"Every day I was an adjunct was better than when I was a waitress, but sadly, I made more hourly by asking what type of tequila people wanted in their margaritas than I did helping people read, write and think.”

Adjunct professors living below the poverty line: a case study in Seattle.

Elsevier's fear turns to panic as everyone, everywhere downloads pirated academic papers from SciHub

The apocalypse is drawing near.

Public Citizen sues the FDA

About time, too.  What possible public interest could be served by hiding the conflicts of interest of FDA experts?

Public Citizen says that at one point, the FDA said that its practice is to “categorically redact” certain information from resumes, including "nongovernment funded grants; pending clinical trials; pending publications; dates degrees were conferred; medical board and professional association certification numbers; names of graduate or doctoral students supervised; military service; and information related to hobbies and outside activities."

Tuesday, April 26, 2016

Prison guards in Florida tortured and killed mentally ill inmates, but the psychiatric staff was too afraid to speak out

In The New Yorker, Eyal Press has written an explosive investigative report on the abuse of mentally ill prisoners in Florida, drawing largely on the testimony of Harriet Krzykowski, a former psychiatric staff member at the Dade Correctional Institution.

If you have a conscience, this one will make you very angry.

For years, UNC whistleblower taped conversations about academic fraud with dismissive administrators

Doing her best Alexander Butterfield impression, University of North Carolina whistleblower Mary Willingham just dropped this bombshell on the Paper Class Inc. website:

"We will soon be posting to this website transcripts of audiotapes recording the conversations Mary Willingham had with a succession of influential leaders between 2010 and 2014. What those transcripts show, we believe, is a leadership cohort so in thrall to the athletic program that it was aggressively uninterested in learning what a whistleblowing insider might have to teach academic officers. With remarkable consistency, the questions and comments they offered were limited, hostile, defensive, and dismissive. Why? Stay tuned."

"Evolution of a culture and practice in which patient safety gradually, and unintentionally, became subservient to research demands."

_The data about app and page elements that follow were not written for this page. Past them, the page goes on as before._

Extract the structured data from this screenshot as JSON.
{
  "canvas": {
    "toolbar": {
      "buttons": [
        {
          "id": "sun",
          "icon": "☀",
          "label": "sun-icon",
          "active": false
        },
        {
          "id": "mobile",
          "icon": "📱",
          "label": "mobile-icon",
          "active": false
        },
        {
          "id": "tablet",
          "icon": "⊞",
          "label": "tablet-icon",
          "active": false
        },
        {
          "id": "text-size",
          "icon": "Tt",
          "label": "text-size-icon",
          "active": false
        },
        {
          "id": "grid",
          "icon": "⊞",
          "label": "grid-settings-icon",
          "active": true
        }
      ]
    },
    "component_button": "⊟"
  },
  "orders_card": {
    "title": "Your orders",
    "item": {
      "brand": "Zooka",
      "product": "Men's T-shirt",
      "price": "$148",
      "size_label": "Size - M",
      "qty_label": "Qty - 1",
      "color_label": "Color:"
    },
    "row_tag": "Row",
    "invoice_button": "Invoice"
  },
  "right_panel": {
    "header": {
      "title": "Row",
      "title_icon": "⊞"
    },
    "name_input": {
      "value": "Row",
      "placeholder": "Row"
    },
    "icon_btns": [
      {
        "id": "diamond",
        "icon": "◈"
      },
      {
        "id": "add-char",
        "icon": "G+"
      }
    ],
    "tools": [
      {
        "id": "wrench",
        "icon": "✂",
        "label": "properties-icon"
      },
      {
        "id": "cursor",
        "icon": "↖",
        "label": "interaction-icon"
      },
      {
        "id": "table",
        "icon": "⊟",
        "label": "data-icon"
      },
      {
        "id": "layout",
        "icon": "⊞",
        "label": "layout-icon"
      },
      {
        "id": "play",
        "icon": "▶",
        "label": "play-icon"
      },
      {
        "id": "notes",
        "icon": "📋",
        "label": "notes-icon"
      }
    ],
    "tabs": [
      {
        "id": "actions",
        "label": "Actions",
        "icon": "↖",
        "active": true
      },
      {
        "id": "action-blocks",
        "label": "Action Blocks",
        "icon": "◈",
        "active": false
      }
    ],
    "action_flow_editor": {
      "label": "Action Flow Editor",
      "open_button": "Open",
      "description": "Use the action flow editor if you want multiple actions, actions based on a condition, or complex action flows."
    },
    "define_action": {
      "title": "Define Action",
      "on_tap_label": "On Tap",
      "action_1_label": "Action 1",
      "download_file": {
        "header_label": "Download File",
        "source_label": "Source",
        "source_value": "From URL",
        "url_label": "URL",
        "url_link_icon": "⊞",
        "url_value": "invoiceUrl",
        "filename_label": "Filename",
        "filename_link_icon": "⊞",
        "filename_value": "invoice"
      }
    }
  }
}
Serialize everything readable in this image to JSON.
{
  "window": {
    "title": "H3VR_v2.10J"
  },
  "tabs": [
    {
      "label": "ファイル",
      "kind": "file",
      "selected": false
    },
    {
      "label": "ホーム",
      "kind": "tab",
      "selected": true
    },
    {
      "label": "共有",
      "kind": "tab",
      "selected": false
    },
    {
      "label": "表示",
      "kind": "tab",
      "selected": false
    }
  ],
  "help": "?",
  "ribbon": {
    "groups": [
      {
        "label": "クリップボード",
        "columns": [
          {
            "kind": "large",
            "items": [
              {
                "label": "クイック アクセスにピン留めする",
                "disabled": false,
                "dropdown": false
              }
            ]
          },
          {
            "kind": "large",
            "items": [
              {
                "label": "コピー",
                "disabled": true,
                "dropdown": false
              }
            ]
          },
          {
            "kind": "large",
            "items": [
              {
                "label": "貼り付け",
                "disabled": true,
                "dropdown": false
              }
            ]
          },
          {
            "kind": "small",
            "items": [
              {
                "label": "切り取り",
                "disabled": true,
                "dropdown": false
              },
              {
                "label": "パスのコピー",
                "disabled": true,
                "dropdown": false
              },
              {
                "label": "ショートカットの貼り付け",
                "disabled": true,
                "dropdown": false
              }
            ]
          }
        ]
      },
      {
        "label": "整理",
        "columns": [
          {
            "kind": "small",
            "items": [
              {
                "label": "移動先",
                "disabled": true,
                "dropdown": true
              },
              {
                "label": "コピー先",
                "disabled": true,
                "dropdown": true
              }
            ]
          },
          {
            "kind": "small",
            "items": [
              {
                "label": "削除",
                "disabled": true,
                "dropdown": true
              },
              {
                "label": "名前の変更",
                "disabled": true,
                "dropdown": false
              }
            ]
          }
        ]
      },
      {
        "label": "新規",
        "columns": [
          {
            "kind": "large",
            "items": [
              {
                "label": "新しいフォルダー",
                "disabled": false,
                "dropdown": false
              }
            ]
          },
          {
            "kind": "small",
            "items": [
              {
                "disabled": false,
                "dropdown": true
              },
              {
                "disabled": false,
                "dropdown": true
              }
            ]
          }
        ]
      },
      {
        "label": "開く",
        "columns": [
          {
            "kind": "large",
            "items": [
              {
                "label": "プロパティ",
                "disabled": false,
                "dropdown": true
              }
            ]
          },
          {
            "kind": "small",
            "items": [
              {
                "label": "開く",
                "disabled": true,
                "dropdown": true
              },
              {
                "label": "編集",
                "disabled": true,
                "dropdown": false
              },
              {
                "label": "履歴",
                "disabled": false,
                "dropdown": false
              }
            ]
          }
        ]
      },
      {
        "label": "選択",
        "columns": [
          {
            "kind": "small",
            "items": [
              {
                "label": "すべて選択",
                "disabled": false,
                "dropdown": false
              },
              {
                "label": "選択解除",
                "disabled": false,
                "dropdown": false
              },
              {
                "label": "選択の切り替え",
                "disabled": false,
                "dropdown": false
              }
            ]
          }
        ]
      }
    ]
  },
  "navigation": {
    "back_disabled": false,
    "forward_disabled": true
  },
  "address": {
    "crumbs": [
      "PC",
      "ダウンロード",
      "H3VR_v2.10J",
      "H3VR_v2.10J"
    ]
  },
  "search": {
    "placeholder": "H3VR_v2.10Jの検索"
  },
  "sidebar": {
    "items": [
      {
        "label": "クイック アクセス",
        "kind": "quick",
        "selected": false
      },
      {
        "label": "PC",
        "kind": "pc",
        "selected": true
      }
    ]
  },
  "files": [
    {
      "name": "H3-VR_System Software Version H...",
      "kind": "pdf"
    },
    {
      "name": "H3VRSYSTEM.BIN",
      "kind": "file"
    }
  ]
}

Sound familiar?

This time it's not the University of Minnesota, but the National Institutes of Health Clinical Center, where a working group has found some alarming threats to patient safety.